It's all tangled up in my mind. The holiday dinners: the now and the then. I am my child-self again, running through my grandmother's house, the air thick with turkey smells, chasing, or being chased, by my boy cousins.
We go up the front stairs, along the second floor hall, through the den and across the enclosed porch to the back steps and down again. We go past the coat rack and up the front stairs again. Our shoes make lovely clopping noises as we run in giant circles with an occasional foray into the living room, the air thick with smoke layered on sunlight, where the grown-ups sit and talk.
And why would they want to do that, just sit and talk, we wonder as we catch our breath and start off again. Up the stairs and through the second floor hall and down. Up the stairs . . . and down.
I see it now in my own house, only time has slipped and I'm the girl who is suddenly the grandmother and the families come for dinner. We make stabs at conversation, sitting in the living room while the children swarm around us, running all in a row. Andrew in the lead and then Pilar, or maybe Katie or Maggie with Matthew coming along behind and Ryan bringing up the rear, staggering at times, turning around to go the other way, meeting the others as they come by again.
They swoop and dive, catching at the knees of grown-ups as they go, swerving around Elizabeth crawling across the living room floor and dodging baby Will in the swing. They go by in great rushes of air, in one door of the sun porch and out the other, through the hall and into the kitchen and out by way of the dining room and across the hall, the living room and into the sun porch and out again while the grown-ups snatch at quiet and conversation.
Time shifts again and I settle in my chair and watch them go and run with them in another house.
Up the stairs and through the second floor hall and back again. My cousin pulls my hair and it smarts down through the years.
A child cries and I blink, catching at the now.
''It was my turn and she --''
''Play nicely,'' a mother says.
''Take turns at being the leader.''

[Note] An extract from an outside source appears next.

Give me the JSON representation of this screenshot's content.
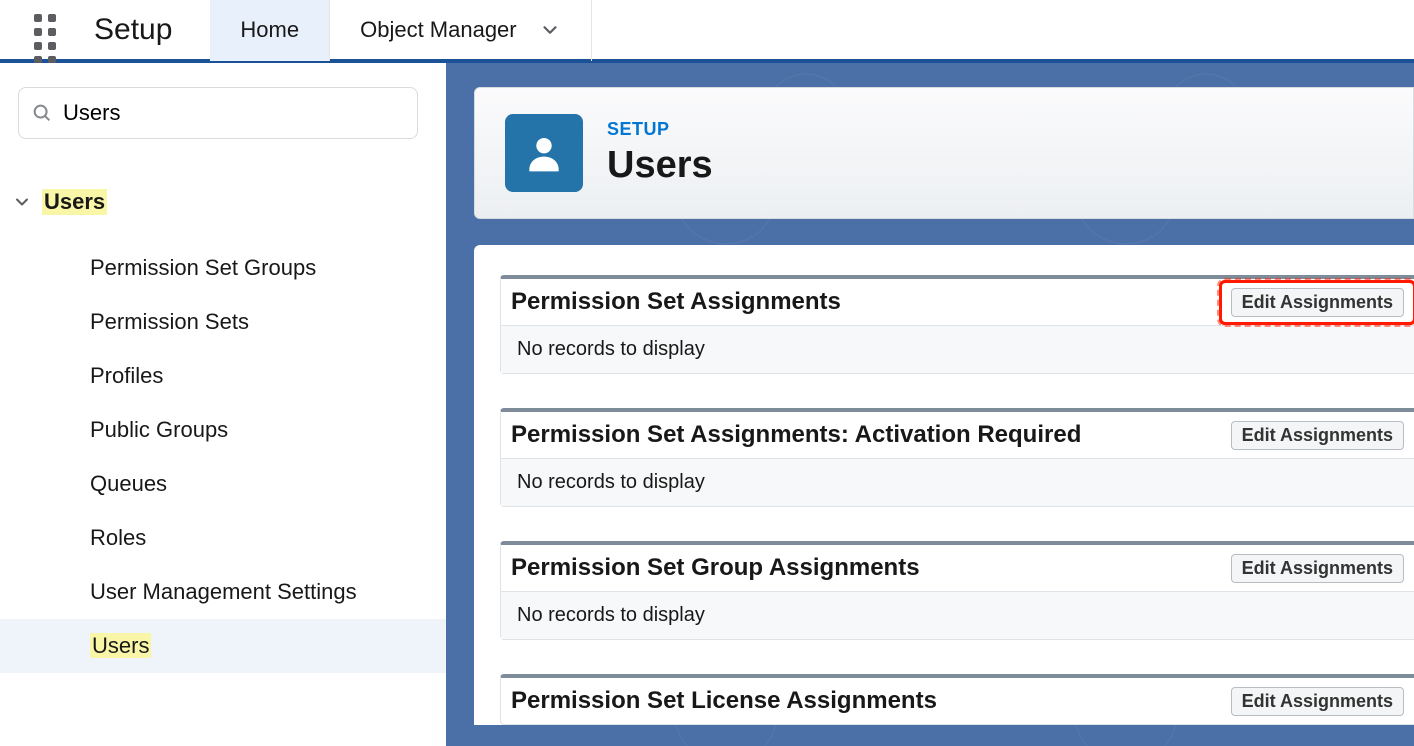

The children tire and flop onto the floor, leaning on cushions, a table leg, a grandfather's knee.
''Hey, Nana,'' someone says to me. ''Is it time for dinner yet?''
I= Colby Rodowsky is a Baltimore writer of children's books.